Since March, the sport and entertainment industry has hurtled towards a sustainable consumer-driven model, with the onus on building credible consumer relationships, whilst adopting monetisation strategies in order to fill the revenue void of empty stadia and live entertainment. All of this has created a thirst for more content, podcasts, short and long-form documentaries, ever more mini-series and the return of the blockbuster movie franchises. The success of Amazon’s All Or Nothing series highlighted an emerging sport-centred documentary trend. These additional revenue streams are creating more opportunities. But the market is not growing, merely shifting away from regulated and audited content, to specific content tailored around consumer needs. We have progressed five years in 10 months, and these changes are here to stay. Organisations slow to adapt are already dead. They just don’t know it.

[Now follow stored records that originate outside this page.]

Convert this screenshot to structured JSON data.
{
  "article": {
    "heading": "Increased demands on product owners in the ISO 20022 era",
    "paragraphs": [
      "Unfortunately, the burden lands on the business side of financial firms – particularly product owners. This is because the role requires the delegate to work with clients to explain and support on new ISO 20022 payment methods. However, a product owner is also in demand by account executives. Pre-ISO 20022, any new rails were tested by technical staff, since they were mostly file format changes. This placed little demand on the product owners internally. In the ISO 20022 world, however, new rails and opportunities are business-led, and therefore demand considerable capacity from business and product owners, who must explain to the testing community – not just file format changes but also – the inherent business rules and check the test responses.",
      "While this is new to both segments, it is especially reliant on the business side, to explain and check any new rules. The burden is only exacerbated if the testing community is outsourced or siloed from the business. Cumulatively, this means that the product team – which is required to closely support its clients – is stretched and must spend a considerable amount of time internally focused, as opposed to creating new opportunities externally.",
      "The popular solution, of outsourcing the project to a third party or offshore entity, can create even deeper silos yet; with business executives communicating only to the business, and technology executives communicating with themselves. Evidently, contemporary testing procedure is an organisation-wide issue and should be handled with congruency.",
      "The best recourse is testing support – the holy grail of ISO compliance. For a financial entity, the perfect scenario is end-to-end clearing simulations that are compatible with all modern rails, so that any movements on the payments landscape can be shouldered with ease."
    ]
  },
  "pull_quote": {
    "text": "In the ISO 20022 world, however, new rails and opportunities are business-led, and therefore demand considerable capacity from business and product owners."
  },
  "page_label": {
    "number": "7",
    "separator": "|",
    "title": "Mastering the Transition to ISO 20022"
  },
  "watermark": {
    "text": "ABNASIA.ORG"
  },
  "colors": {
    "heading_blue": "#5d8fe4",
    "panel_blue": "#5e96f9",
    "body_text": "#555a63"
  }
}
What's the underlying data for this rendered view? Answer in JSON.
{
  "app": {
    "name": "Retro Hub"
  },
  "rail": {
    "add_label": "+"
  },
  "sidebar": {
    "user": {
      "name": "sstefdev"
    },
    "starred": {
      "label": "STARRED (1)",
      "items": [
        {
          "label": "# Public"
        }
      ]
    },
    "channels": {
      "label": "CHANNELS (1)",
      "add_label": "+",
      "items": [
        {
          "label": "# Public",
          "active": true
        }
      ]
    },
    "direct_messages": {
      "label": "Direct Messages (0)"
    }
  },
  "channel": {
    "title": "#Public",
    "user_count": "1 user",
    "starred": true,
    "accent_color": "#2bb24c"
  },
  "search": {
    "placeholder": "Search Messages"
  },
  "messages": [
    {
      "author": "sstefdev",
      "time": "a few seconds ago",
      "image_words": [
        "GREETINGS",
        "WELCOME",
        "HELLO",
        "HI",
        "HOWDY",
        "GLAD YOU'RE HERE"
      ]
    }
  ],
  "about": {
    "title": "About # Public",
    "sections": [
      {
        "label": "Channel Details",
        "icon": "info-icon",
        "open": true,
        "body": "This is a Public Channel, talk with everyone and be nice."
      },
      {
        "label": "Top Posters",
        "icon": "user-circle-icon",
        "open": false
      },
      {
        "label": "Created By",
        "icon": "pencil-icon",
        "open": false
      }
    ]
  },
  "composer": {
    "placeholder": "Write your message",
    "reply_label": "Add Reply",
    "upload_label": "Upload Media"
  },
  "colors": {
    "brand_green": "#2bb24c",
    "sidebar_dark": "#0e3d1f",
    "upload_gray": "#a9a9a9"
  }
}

So what skill sets are important to our leaders? A belief and understanding of the two ‘Ps’ – Purpose and Profit – is a key commercial attribute. Our leaders need to be authentic, credible, and demonstrably show empathy and an understanding of not only why diversity matters, but how to implement delivery around it with impact for all stakeholders. This requires a socially secure individual, irrespective of education or class. If you have an urban street business that is looking to interface with the City of London, then an Oxbridge chief executive is diverse. It’s about inclusion not race; class is more divisive in the UK.

Those leaders with a reliance on status to ensure compliance will struggle. The role of chief executive, in many ways, is fast becoming a support role, there to enable individuals in the business to deliver value via client interface, content creation or productivity. Those that feel supported will thrive. How the chief executive communicates, when they communicate, and the tone they set are all as important as cash compensation and benefits to the workforce. Remote working has levelled the playing field. Good, effective and productive people have options that were previously unavailable. Geography, social status and working hours are no longer the restrictions they once were.

Marcus Rashford’s response to the UK Government’s refusal to fund school meals during lockdown, would not have achieved such resonance pre-Covid. This is the power of an athlete as a brand with purpose, using that purpose to achieve impact. It’s been fascinating to see how the sports sector has reacted to this, playing catch-up with CSR inventory and post-rationalising it.

Whilst high profile, Marcus is not the most high-profile athlete in the UK. Others are reassessing themselves and their relationships with brands, their advisors and their own purpose. 2020 has laid the foundations for systemic change. The business of sport is now and forever linked with Purpose, Action and Impact. All three areas are poised and ready to ensure our sector remains vibrant, relevant and profitable.